This year, Saveurs is a blend of 2 vintages (2020 and 2021). These 2 vintages were at the opposite of each other, one was hot, ripe and rich, the other was cooler and focused. Blending the 2 together brought the kind of balance and vibrancy Christian Binner loves.
The grapes are mainly Pinot Blanc, Riesling and Auxerrois with a little Sylvaner, Chasselas and Muscat. The wine was aged on its fine lees, in large oak vats.
Aromatic and focused, it shows floral and fruity scents on the nose - the palate while richly textured, shows a clear definition - plenty of peach, pear grapefruit and green apple.
In the words of Christian: ' Ceci est un vin RARE: Rien Ajouté Rien Enlevé. 100% raisins, sans filtration, sans soufre ni aucun intrant ajouté.'
which translates as 'This is a RARE wine: Nothing added, Nothing taken out, 100% grapes, no filtration, no fining, no added sulfites nor any other additives.'
DOMAINE CHRISTIAN BINNER, Ammerschwihr
The Binner family has owned vines in Alsace since 1770 and today they practice organic and biodynamic agriculture, neither fine nor filter the wine, use only natural yeasts, use minimal sulphur, etc... All the wines are aged in 100 year old big foudres and undergo malolactic fermentation.
The average vine age is 35-years-old, with 40% over 60 years old, and plenty that have entered their second century of productivity. Christian Binner has an excellent slice of land in and around the Kaefferkopf Grand Cru, close to his home village of Ammerschwihr on a terroir of colluvial granitic top soil over a marly bedrock.
The Binners own nine hectares in total, with only six planted to vine and estate, as mentioned, has been chemical-free for over two decades. They harvest in October, later on average than any of their neighbours, with patience that allows for fully ripe fruit and resulting complexity of flavour in the bottled wines. They also strive to vinify as naturally as possible with a minimum of sulphur addition, preferable not even at bottling. To manage, one has to make a wine that is as biochemically stable as possible.
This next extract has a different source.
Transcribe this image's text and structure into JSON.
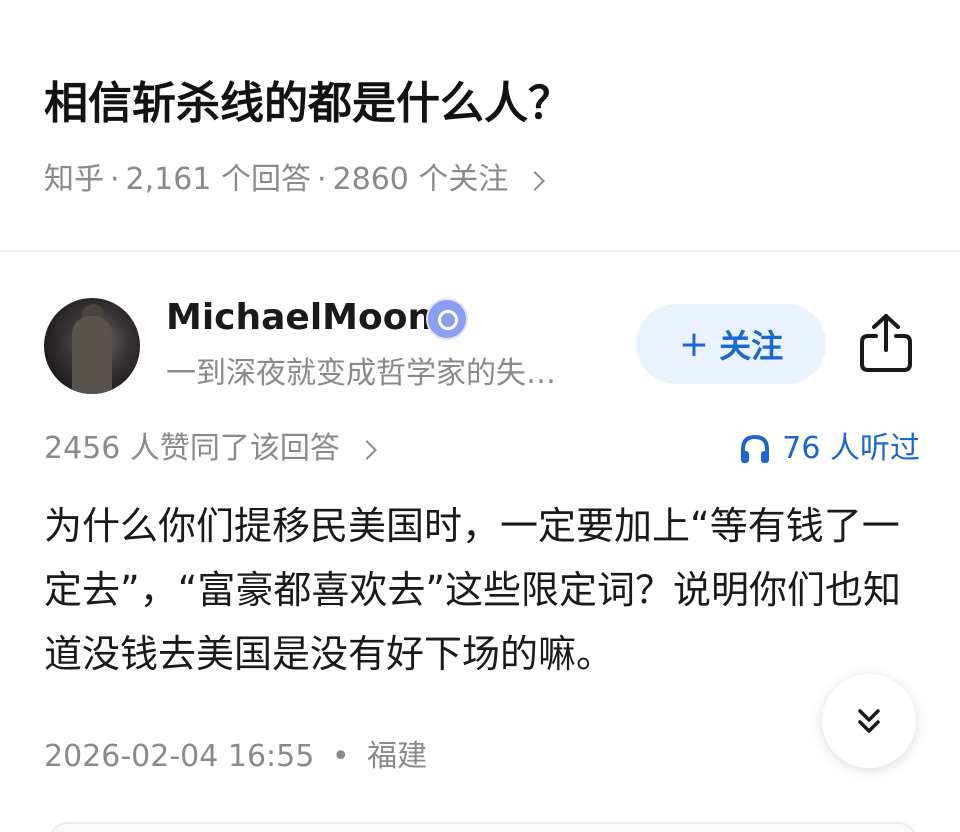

This is accomplished by fermenting as much as sugar as possible, allowing malolactic transformation and storing and bottling the wine under reductive conditions keeping some carbon dioxide in the wine at all stages.